#### WHAT NEEDS TO BE DONE
Print each line below verbatim, skipping every picture.

#### EXCERPTED RECORDS
----

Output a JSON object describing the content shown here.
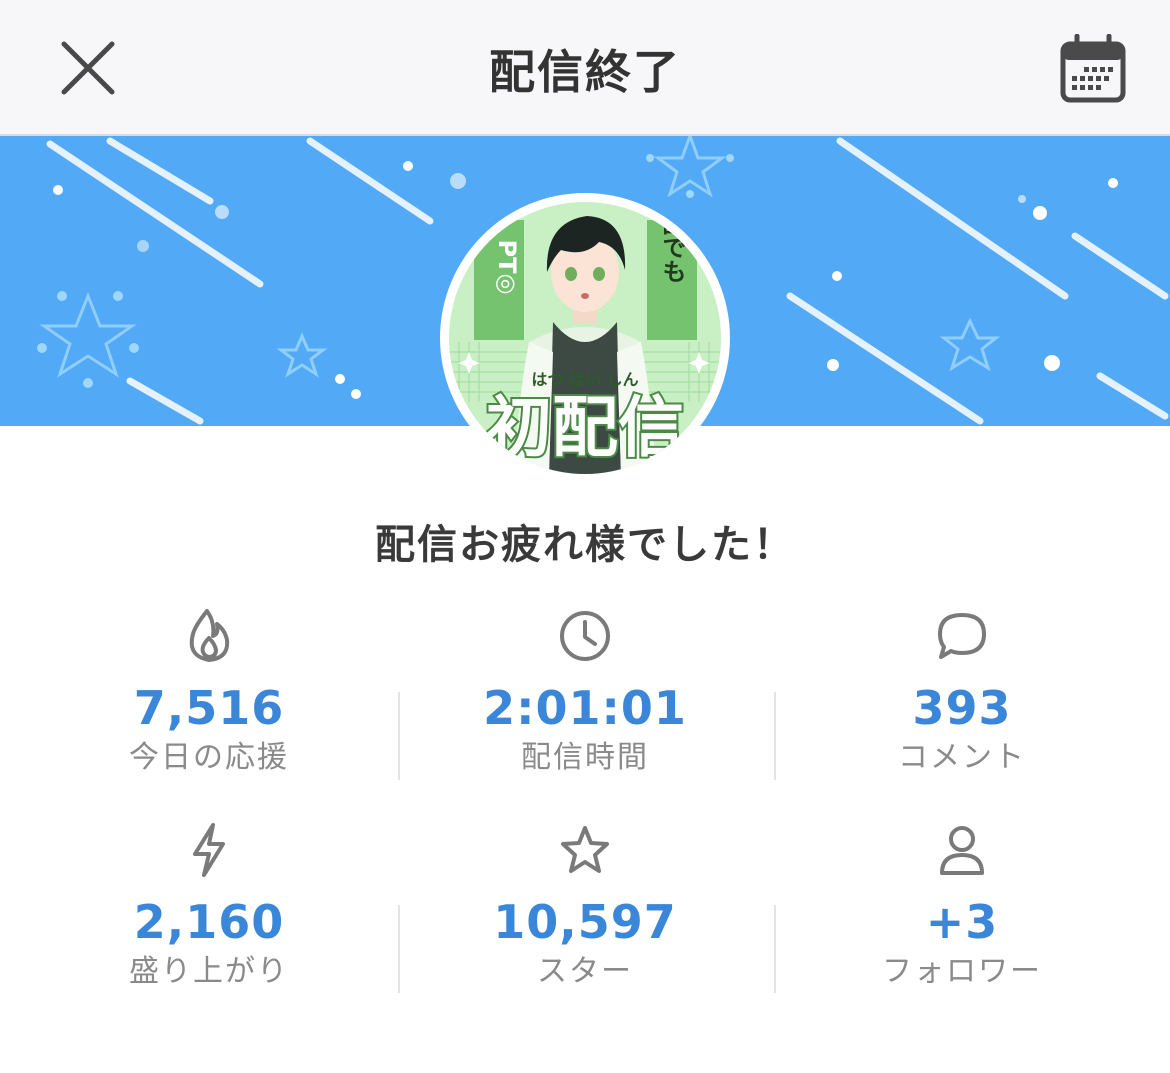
{
  "header": {
    "title": "配信終了",
    "close_icon": "close-icon",
    "calendar_icon": "calendar-icon"
  },
  "banner": {
    "background_color": "#52a9f5",
    "avatar": {
      "vertical_text_right": "誰でも",
      "vertical_text_left": "PT◎",
      "ruby_text": "はつ はい しん",
      "big_text": "初配信"
    }
  },
  "thanks_message": "配信お疲れ様でした！",
  "stats": [
    {
      "icon": "fire-icon",
      "value": "7,516",
      "label": "今日の応援"
    },
    {
      "icon": "clock-icon",
      "value": "2:01:01",
      "label": "配信時間"
    },
    {
      "icon": "comment-icon",
      "value": "393",
      "label": "コメント"
    },
    {
      "icon": "lightning-icon",
      "value": "2,160",
      "label": "盛り上がり"
    },
    {
      "icon": "star-icon",
      "value": "10,597",
      "label": "スター"
    },
    {
      "icon": "person-icon",
      "value": "+3",
      "label": "フォロワー"
    }
  ],
  "colors": {
    "accent": "#3a86d8",
    "label": "#8a8a8a",
    "icon": "#7a7a7a"
  }
}
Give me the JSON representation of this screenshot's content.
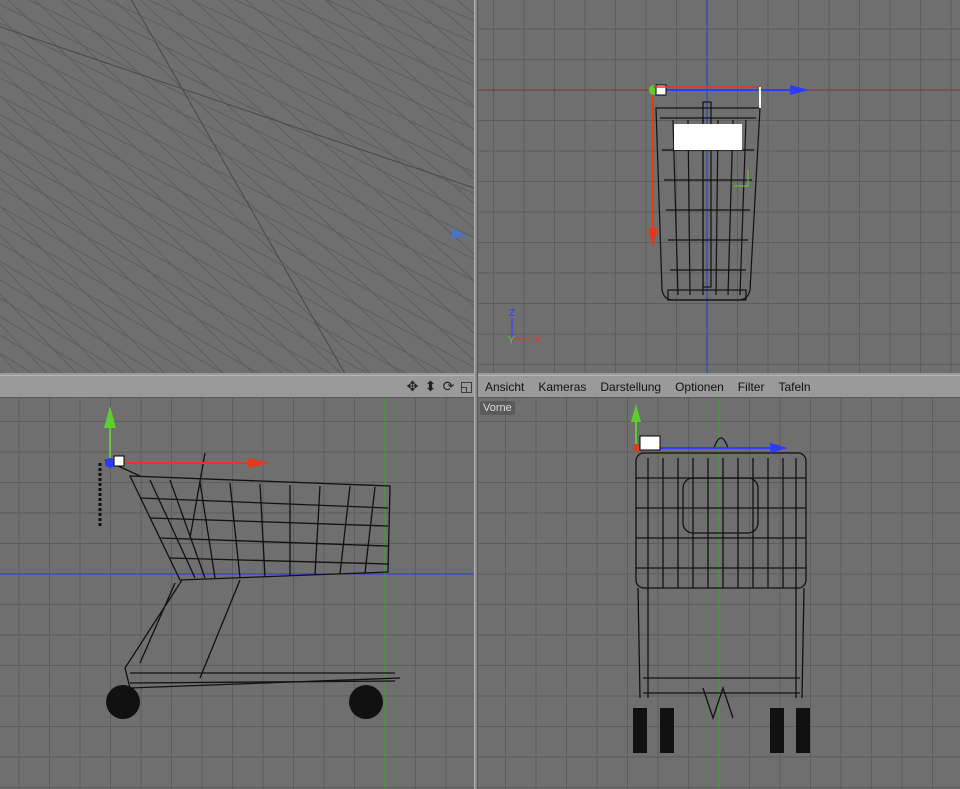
{
  "menubar": {
    "items": [
      "Ansicht",
      "Kameras",
      "Darstellung",
      "Optionen",
      "Filter",
      "Tafeln"
    ]
  },
  "nav_icons": [
    "move-icon",
    "zoom-icon",
    "rotate-icon",
    "maximize-view-icon"
  ],
  "viewports": {
    "front_label": "Vorne"
  },
  "axis_gizmo": {
    "z": "Z",
    "y": "Y",
    "x": "X"
  },
  "colors": {
    "x_axis": "#e03a1e",
    "y_axis": "#5ccf2e",
    "z_axis": "#2f3cff",
    "background": "#6f6f6f",
    "grid": "#5c5c5c"
  }
}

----

#### SOLUTION
Output a JSON object describing the content shown here.
{
  "header": {
    "title": "配信終了",
    "close_icon": "close-icon",
    "calendar_icon": "calendar-icon"
  },
  "banner": {
    "background_color": "#52a9f5",
    "avatar": {
      "vertical_text_right": "誰でも",
      "vertical_text_left": "PT◎",
      "ruby_text": "はつ はい しん",
      "big_text": "初配信"
    }
  },
  "thanks_message": "配信お疲れ様でした！",
  "stats": [
    {
      "icon": "fire-icon",
      "value": "7,516",
      "label": "今日の応援"
    },
    {
      "icon": "clock-icon",
      "value": "2:01:01",
      "label": "配信時間"
    },
    {
      "icon": "comment-icon",
      "value": "393",
      "label": "コメント"
    },
    {
      "icon": "lightning-icon",
      "value": "2,160",
      "label": "盛り上がり"
    },
    {
      "icon": "star-icon",
      "value": "10,597",
      "label": "スター"
    },
    {
      "icon": "person-icon",
      "value": "+3",
      "label": "フォロワー"
    }
  ],
  "colors": {
    "accent": "#3a86d8",
    "label": "#8a8a8a",
    "icon": "#7a7a7a"
  }
}
Give me the JSON representation of this screenshot's content.
{
  "menubar": {
    "items": [
      "Ansicht",
      "Kameras",
      "Darstellung",
      "Optionen",
      "Filter",
      "Tafeln"
    ]
  },
  "nav_icons": [
    "move-icon",
    "zoom-icon",
    "rotate-icon",
    "maximize-view-icon"
  ],
  "viewports": {
    "front_label": "Vorne"
  },
  "axis_gizmo": {
    "z": "Z",
    "y": "Y",
    "x": "X"
  },
  "colors": {
    "x_axis": "#e03a1e",
    "y_axis": "#5ccf2e",
    "z_axis": "#2f3cff",
    "background": "#6f6f6f",
    "grid": "#5c5c5c"
  }
}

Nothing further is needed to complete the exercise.